The medicines and other materials were found together in a under the influence space and are thought to have been originally packed in a casket that seems to have belonged to a physician, said Alain Touwaide, regulated director of the Institute for the Preservation of Medical Traditions, in Washington, DC Touwaide is a fellow of the multi-disciplinary crew that analyzed the materials. The tablets contained an iron oxide, as well as starch, beeswax, pine resin and a ragout of plant-and-animal-derived lipids, or fats.
Touwaide said botanists on the inspect group discovered that the tablets also contained carrot, radish, parsley, celery, disobedient onion and cabbage - open plants that would be found in a garden. Giachi said that the mix and embody in words of the tablets suggest they may have been reach-me-down to treat the eyes, c as an eyewash. But Touwaide, who compared findings from the judgement to what has been understood from ancient texts about medicine, said the metallic component found in the tablets was as far as one can see employed not just for eyewashes but also to treat wounds.
The discovery, Touwaide said, is testimony of the effectiveness of some common medicines that have been used for literally thousands of years. "This knowledge potentially represents essentially several centuries of clinical trials," he explained. "If unadorned remedy is used for centuries and centuries, it's not because it doesn't work".
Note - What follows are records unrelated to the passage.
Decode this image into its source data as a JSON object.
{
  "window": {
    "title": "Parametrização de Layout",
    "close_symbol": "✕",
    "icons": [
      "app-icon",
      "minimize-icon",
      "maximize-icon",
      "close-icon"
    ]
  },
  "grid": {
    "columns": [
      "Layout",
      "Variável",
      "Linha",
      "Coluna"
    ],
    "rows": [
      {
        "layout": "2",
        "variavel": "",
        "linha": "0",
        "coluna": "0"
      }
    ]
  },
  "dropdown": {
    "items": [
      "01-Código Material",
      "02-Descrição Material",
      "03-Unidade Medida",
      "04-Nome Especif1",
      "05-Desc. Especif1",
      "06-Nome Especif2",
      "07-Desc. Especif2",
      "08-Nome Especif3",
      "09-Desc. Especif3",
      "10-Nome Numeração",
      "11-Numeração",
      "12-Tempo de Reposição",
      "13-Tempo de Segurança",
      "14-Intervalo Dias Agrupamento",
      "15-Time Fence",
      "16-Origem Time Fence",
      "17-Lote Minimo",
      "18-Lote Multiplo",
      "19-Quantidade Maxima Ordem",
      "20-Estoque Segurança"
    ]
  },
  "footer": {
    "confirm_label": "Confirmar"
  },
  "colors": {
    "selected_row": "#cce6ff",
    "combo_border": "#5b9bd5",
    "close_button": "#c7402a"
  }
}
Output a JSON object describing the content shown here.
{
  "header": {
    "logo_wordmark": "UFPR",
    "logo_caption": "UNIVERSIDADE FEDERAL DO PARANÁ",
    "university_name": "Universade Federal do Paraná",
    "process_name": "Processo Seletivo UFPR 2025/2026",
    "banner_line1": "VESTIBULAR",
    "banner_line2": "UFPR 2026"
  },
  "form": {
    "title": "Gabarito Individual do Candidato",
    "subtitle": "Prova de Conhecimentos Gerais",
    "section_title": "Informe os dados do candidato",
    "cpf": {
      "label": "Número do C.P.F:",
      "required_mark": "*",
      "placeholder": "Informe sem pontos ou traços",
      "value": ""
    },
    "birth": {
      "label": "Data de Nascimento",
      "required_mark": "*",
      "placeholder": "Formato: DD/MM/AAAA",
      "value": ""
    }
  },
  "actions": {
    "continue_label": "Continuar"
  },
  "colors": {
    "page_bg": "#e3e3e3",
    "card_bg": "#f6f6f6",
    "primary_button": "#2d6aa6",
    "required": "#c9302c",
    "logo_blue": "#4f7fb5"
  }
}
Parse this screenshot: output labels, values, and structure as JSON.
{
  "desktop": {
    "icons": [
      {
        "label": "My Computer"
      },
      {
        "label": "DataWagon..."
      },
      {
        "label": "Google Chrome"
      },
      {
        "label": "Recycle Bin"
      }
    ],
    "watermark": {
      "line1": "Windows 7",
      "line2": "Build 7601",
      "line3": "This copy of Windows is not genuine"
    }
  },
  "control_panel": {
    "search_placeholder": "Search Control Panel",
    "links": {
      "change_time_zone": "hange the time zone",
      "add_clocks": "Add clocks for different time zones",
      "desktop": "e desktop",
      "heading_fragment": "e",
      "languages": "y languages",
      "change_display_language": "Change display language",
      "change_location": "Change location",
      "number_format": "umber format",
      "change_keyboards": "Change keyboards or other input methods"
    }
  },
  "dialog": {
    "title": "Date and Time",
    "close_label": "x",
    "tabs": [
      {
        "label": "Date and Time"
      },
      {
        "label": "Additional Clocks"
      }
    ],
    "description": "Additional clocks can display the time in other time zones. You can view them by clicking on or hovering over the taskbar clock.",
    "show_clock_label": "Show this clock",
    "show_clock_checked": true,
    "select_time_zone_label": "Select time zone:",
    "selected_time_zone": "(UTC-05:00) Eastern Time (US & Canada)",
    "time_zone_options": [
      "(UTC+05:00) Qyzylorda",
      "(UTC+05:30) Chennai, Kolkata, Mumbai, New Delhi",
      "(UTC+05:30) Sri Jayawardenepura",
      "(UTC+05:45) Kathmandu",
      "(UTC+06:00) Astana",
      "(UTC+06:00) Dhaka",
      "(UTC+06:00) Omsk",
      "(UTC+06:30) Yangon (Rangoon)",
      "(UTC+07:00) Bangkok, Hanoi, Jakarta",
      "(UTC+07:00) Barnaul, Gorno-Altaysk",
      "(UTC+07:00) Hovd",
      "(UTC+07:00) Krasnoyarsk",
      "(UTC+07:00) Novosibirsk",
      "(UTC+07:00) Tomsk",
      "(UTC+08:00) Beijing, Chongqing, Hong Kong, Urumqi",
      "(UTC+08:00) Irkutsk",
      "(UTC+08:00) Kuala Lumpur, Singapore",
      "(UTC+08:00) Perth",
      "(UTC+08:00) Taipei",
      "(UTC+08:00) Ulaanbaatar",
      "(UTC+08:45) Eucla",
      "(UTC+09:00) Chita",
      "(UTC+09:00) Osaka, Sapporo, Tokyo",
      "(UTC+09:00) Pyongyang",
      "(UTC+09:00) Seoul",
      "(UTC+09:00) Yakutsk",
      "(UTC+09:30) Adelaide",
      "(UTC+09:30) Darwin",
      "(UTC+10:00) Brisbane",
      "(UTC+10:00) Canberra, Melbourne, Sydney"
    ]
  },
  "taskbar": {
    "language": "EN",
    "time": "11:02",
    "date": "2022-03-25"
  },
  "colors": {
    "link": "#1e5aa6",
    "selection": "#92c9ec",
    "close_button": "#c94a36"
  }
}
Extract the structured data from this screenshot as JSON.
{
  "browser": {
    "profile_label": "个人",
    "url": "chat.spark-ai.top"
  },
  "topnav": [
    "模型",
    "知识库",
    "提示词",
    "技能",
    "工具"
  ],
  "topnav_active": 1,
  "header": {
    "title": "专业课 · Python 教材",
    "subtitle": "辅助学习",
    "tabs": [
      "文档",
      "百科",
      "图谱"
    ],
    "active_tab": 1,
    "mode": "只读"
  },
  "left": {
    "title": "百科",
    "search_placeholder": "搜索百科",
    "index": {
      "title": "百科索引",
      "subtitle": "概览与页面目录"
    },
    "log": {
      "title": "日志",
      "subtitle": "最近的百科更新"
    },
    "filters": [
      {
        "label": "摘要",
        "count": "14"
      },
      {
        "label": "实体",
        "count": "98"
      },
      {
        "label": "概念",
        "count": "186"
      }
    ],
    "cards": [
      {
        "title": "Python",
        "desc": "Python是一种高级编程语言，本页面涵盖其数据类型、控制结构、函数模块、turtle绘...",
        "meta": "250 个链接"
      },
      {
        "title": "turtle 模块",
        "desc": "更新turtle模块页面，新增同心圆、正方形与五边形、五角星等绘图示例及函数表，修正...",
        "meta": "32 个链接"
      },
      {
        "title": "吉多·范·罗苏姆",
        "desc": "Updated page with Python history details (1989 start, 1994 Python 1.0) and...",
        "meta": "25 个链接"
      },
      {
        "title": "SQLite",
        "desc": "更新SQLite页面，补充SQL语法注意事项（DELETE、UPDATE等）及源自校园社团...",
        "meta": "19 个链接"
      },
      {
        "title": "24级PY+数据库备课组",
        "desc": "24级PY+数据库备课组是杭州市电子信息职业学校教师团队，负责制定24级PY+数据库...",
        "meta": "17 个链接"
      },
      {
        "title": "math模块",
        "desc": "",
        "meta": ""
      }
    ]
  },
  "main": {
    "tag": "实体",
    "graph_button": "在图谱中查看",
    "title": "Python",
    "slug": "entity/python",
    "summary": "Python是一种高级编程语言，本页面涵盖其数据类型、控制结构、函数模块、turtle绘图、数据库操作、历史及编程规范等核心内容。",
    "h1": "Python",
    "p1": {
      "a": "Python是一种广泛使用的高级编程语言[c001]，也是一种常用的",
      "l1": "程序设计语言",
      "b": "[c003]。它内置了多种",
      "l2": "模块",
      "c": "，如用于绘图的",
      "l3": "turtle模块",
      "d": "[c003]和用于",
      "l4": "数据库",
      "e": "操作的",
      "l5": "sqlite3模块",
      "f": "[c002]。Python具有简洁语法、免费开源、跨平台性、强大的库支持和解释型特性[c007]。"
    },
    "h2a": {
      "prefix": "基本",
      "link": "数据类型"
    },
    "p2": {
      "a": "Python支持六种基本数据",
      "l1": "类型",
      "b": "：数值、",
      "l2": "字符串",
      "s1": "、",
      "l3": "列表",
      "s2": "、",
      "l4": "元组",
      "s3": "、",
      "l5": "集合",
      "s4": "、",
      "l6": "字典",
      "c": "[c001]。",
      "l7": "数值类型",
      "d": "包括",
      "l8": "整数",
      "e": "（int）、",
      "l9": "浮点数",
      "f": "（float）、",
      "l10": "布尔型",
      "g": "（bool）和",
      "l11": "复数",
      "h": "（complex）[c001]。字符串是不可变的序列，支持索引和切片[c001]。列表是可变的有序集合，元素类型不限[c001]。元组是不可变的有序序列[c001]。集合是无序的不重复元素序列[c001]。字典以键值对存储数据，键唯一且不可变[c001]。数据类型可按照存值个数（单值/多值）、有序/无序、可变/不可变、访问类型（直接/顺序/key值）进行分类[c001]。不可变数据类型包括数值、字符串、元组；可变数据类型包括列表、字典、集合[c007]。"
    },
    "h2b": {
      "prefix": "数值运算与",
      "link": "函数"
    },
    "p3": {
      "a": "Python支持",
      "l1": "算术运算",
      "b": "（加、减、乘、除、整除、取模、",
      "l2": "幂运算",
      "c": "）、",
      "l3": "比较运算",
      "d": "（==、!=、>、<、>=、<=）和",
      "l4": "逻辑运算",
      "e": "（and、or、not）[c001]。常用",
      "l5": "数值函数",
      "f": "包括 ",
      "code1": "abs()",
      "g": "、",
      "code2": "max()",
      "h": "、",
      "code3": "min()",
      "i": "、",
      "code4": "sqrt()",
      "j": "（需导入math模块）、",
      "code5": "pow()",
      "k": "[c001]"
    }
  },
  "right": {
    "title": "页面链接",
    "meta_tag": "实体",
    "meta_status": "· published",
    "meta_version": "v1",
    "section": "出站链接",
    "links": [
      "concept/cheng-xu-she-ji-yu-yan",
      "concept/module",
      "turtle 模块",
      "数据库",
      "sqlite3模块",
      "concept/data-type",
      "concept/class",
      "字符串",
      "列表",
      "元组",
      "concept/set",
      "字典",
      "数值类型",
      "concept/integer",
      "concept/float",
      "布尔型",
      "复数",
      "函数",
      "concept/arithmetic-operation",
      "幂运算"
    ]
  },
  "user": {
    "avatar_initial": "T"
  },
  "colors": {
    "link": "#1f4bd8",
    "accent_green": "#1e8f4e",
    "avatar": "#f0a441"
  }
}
A record on the assay of the tablets was published in this week's issue of the Proceedings of the National Academy of Sciences. The shipwrecked row-boat - the Relitto del Pozzino - was found in the Gulf of Baratti in 1974 and first place explored eight years later. The inquiry of the tablets was begun about two years ago, Giachi said. The vessel, about 50 to 60 feet long, was found in an zone considered a pitch east-west patronage route.
In totalling to the pills, archeologists found other remnants of untimely medicine: a copper bleeding cup, a tin pitcher, 136 boxwood vials, and tin containers. The tablets were well preserved for the mould 2000 years because the cylindrical tin container in which they were stored, called a pyxis, was hermetically sealed by the ingenuous disrepute of the metal, Giachi said, adding that very few other grey medicines have been discovered elsewhere. "In London, a grainy cream was discovered in a baby tin canister.
It was dated to the substitute century AD and was doubtlessly worn as moistening or sanative cream," Giachi said. Giachi esteemed that another botanical prescription was found at the bottom of a dolium - a sturdy Roman earthenware container - from the foremost century AD, recovered near Pompeii. Also n Lyon, France, cylindrical rods recovered from a next century AD sepulture placement were considered to be eyewashes. To analyze the secular found in the shipwreck, a sliver from the original tablets was laboured with light microscopy and a scanning electron microscope, Giachi explained. DNA sequencing was hand-me-down to analyze the basic elements.
Other experts in the pitch lauded the discovery as a rare understand that offered valuable clues to the actual types of materials utilized in ancient medicine. "What we separate about ancient medicine is largely contained in manuscripts, often buy - copied and recopied and fragmentary," said Michael Sappol, an historian in the representation of cure-all division of the US National Library of Medicine. "When the manuscripts over to plants, it's not always patent what they're referring to. There's a lot we don't know".
Dr Mark Fromer, an ophthalmologist at Lenox Hill Hospital in New York City, said it makes quick-wittedness that the nostrum that was discovered on the cart was an visual acuity mouthwash to treat dry eye, a public condition even today. "It's easy to make: it's saline, which has a pH acid weight suffocating to tears," he explained glucolo. "It's fascinating to grasp that the problems that faced men and women thousands of years ago haven't changed".